Segment Open

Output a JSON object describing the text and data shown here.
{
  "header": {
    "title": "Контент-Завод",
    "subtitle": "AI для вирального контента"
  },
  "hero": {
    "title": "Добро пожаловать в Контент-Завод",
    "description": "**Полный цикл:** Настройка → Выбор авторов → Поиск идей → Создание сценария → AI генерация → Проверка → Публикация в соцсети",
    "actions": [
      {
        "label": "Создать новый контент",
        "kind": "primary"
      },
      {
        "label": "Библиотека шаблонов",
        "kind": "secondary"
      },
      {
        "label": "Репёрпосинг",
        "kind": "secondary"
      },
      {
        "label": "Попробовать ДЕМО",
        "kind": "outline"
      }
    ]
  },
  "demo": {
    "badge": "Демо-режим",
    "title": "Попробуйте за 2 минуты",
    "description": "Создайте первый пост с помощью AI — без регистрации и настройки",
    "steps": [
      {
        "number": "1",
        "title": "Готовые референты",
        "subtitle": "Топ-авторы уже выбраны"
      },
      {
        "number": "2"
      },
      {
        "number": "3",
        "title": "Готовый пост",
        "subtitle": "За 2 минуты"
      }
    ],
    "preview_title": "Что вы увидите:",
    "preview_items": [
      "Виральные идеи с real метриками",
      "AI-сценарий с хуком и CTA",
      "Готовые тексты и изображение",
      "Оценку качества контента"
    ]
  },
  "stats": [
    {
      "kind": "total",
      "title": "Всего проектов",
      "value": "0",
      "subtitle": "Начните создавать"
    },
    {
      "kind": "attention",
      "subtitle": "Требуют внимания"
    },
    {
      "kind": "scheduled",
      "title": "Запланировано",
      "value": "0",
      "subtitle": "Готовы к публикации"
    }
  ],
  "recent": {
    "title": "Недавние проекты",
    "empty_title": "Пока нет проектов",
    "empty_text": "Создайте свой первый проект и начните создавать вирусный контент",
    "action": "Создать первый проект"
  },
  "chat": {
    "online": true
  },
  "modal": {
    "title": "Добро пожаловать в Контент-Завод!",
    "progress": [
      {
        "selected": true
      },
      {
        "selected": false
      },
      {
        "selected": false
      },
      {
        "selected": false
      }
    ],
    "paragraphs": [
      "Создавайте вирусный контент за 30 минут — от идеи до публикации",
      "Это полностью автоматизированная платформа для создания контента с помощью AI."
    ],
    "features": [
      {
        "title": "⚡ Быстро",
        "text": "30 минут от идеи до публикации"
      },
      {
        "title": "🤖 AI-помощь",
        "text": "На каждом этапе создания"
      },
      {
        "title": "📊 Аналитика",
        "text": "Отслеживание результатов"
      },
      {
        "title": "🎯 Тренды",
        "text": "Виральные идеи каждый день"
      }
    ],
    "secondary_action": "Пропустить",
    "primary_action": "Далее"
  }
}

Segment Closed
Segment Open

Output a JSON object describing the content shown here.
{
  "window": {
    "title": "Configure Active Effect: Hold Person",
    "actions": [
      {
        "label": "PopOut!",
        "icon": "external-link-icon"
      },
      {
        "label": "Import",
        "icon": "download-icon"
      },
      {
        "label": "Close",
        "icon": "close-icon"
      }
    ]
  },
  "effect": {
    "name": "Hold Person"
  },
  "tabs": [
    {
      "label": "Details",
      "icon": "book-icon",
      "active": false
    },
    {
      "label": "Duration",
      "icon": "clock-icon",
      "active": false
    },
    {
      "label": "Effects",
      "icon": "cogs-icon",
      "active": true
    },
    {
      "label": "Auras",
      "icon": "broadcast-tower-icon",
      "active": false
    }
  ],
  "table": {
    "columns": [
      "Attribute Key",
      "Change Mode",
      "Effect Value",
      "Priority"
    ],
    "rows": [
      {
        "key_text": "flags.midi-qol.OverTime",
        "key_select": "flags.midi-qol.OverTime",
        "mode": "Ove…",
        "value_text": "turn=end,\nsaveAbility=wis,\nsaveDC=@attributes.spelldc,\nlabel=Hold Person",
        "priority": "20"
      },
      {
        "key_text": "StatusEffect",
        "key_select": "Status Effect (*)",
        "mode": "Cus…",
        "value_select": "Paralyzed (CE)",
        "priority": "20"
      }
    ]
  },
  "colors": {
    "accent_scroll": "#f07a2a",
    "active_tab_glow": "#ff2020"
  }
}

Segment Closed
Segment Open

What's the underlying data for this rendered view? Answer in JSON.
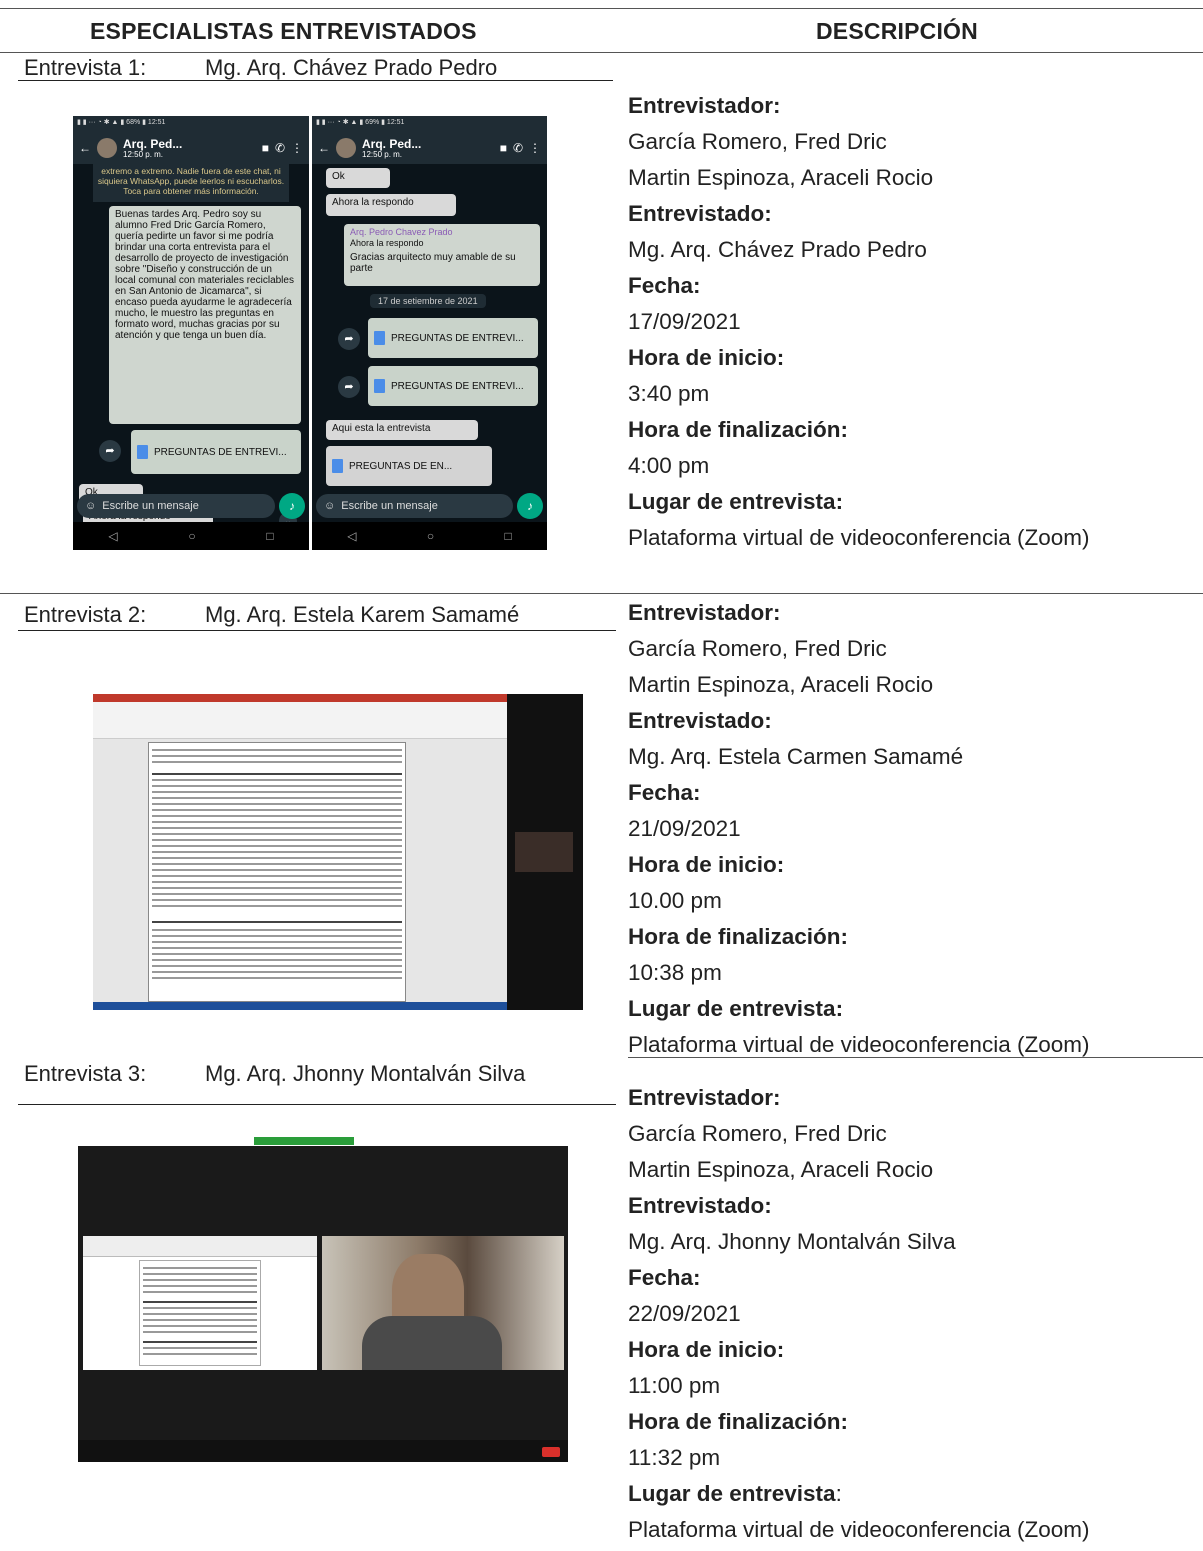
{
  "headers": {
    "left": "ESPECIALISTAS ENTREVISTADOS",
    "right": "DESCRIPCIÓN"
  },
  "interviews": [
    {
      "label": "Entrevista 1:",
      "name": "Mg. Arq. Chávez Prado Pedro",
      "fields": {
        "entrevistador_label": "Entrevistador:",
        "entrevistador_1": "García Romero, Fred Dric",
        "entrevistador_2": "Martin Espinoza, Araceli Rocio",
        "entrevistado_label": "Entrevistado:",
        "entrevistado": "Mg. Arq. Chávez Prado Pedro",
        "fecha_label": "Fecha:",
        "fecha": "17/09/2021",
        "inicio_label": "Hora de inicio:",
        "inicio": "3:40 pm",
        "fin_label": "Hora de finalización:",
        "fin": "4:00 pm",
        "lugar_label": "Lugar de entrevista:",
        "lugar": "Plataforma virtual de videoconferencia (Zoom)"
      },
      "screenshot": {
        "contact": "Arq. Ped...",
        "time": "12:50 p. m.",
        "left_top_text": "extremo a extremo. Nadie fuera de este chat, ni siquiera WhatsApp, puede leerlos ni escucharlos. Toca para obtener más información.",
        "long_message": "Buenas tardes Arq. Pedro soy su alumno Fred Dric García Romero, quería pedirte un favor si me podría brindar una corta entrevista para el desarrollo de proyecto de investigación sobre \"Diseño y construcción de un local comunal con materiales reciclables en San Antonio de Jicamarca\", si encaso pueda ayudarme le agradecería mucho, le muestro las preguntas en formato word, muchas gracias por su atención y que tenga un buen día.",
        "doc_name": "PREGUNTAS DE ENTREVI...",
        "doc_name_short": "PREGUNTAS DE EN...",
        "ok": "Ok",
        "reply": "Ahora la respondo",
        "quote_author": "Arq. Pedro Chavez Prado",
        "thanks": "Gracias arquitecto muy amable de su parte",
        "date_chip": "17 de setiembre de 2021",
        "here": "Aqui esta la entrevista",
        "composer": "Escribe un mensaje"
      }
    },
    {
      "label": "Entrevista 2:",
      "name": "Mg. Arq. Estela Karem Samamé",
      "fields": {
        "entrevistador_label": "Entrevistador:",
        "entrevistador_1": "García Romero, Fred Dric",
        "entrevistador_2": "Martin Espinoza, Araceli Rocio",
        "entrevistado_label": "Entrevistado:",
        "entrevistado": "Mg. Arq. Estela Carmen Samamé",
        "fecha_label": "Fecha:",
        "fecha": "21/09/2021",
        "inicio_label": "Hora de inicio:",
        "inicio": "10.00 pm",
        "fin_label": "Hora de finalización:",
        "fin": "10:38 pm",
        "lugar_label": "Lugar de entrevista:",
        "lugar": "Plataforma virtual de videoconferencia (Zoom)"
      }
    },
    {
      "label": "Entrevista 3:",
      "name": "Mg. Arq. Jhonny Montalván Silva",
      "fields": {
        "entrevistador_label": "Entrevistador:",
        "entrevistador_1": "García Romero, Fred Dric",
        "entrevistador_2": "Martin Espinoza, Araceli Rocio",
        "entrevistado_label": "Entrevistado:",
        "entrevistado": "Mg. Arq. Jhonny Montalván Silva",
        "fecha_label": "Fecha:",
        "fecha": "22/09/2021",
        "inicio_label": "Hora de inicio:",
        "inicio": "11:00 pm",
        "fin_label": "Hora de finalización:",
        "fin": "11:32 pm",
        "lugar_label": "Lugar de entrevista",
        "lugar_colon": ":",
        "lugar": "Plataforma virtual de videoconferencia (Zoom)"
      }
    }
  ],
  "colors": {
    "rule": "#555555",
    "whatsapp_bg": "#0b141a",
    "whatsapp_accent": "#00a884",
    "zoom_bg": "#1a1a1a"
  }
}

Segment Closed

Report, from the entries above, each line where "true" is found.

Output for this exercise:
    "online": true
        "selected": true
      "active": true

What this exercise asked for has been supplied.